Theory of the Firm: Managerial Behavior, Agency Costs and Ownership Structure

.Jensen, Michael C. and William H. Meckling, “Theory of the Firm:  Managerial Behavior, Agency Costs and Ownership Structure,” Journal of Financial Economics, Vol 3, No 4 (1976), 305-360.

Purpose:  To show how agency costs influence the firm’s ownership structure.

Agency costs are the sum of:

  • Monitoring costs incurred by the principal
  • Bonding costs incurred by the agent (costs incurred by the manager to guarantee or to prove his fidelity)
  • The residual loss (monitoring and bonding cannot usually prevent all agency-related problems)

This paper takes a positive approach, seeking to explain contracting methods rather than recommend methods.

A “firm” is a nexus of contracts between individuals, rather than a cohesive body with clear boundaries.  Therefore, firm behavior, like market behavior, is an equilibrium outcome.

Agency costs of outside equity:

  • If an owner-manager sells a fraction of the firm, his incentive to maximize firm value declines and he will increase his perquisites, thus reducing firm value.
  • In a rational market, equity purchasers of X% of the firm will only pay X times the value they expect the firm to have once the manager increases his perquisites.
  • Firm value is lower after a sale of equity, and since the outside buyer paid a fair price given the expected reduction in firm value, the loss of wealth is entirely imposed on the owner-manager who sold the equity.
  • The manager may be forced to sell equity to raise money for investment, but his total welfare may still increase if the investment is profitable enough.
  • monitoring and bonding can increase firm value and manager wealth regardless of who (principal or agent) incurs the costs.

Agency costs of debt:

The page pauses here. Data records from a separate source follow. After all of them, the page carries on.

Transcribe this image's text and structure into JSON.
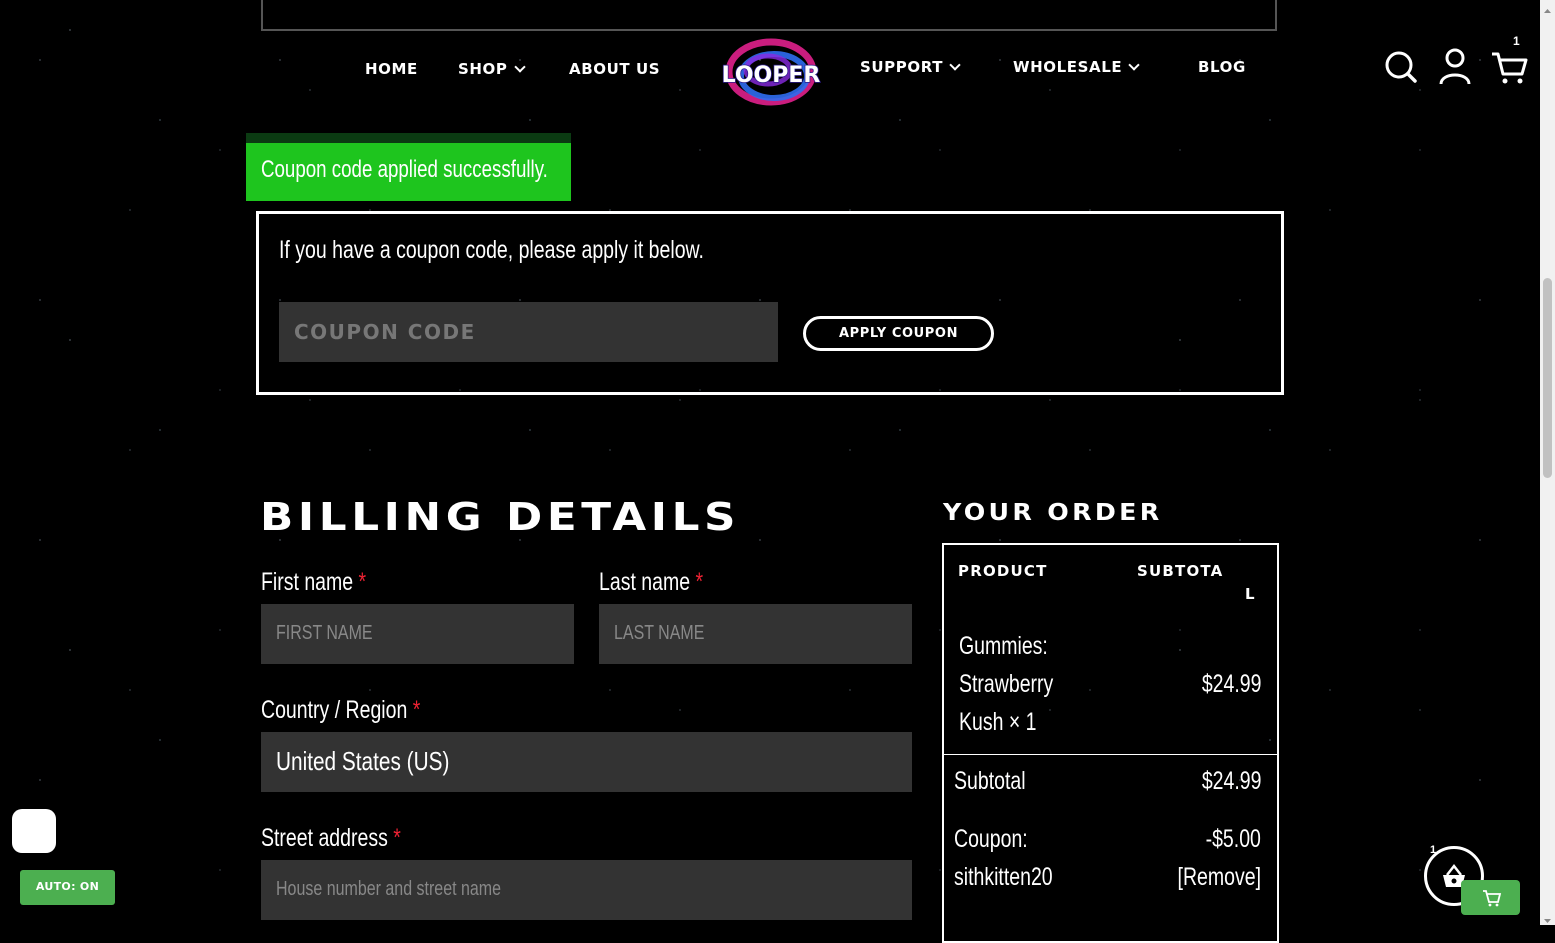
{
  "nav": {
    "left": [
      {
        "label": "HOME",
        "dropdown": false
      },
      {
        "label": "SHOP",
        "dropdown": true
      },
      {
        "label": "ABOUT US",
        "dropdown": false
      }
    ],
    "right": [
      {
        "label": "SUPPORT",
        "dropdown": true
      },
      {
        "label": "WHOLESALE",
        "dropdown": true
      },
      {
        "label": "BLOG",
        "dropdown": false
      }
    ],
    "logo_text": "LOOPER",
    "cart_count": "1"
  },
  "notice": {
    "text": "Coupon code applied successfully.",
    "color": "#1ec51e"
  },
  "coupon": {
    "intro": "If you have a coupon code, please apply it below.",
    "placeholder": "COUPON CODE",
    "button": "APPLY COUPON"
  },
  "billing": {
    "title": "BILLING DETAILS",
    "first_name": {
      "label": "First name",
      "required": "*",
      "placeholder": "FIRST NAME"
    },
    "last_name": {
      "label": "Last name",
      "required": "*",
      "placeholder": "LAST NAME"
    },
    "country": {
      "label": "Country / Region",
      "required": "*",
      "value": "United States (US)"
    },
    "street": {
      "label": "Street address",
      "required": "*",
      "placeholder": "House number and street name"
    }
  },
  "order": {
    "title": "YOUR ORDER",
    "col_product": "PRODUCT",
    "col_subtotal_a": "SUBTOTA",
    "col_subtotal_b": "L",
    "item_line1": "Gummies:",
    "item_line2": "Strawberry",
    "item_line3": "Kush",
    "item_qty": "× 1",
    "item_price": "$24.99",
    "subtotal_label": "Subtotal",
    "subtotal_value": "$24.99",
    "coupon_label": "Coupon:",
    "coupon_code": "sithkitten20",
    "coupon_value": "-$5.00",
    "coupon_remove": "[Remove]"
  },
  "widgets": {
    "auto_label": "AUTO: ON",
    "basket_count": "1",
    "accent": "#4caf50"
  }
}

  • Consider two investments requiring the same outlay, but with different payoffs and probabilities of success.
  • The high-variance investment, with a higher expected payoff but a lower probability of success, imposes risk on the bondholders.
  • A manager can increase his wealth by promising to invest in the low-variance project, selling bonds, and subsequently investing in the high-variance project.
  • In a rational market, bondholders will expect the manager to do this, so they will not pay the full (low-variance project) price for the bonds.
  • If the manager could fully self-finance, he would choose the high-variance project.
  • If the manager cannot finance the project and must sell bonds, then the bond buyers will not pay enough to finance the high-variance project.  The agency costs are the loss of value associated with forgoing the higher-expected-value project.
  • Monitoring costs (external audits, bond covenants, etc) can sometimes put a burden on the firm.
  • If the manager can produce information for monitors more cheaply than the monitors themselves (having internally collected data simply certified by external auditors), it will be worth it to do so.  This is referred to as bonding.
  • Bankruptcy costs and reorganization costs may also be incurred if the firm cannot meet its debt obligations.

Conclusions:

  • Managers want to spend a lot of money on perks.
  • higher leverage means managers’ equity forms a larger part of the whole, so managers’ incentives are more aligned with shareholders.
  • If all outside financing is debt, or if all is equity, agency costs one way or the other will likely be too high; there is a balancing point.
  • Inside vs. Outside Financing:
    • Inside financing avoids agency costs, but limits the manager’s ability to diversify his personal investments and limits the size of projects he can undertake.
    • Outside financing is often necessary to raise the capital needed for an investment.
    • Outside financing is often preferred by a risk-averse manager who wishes to diversify.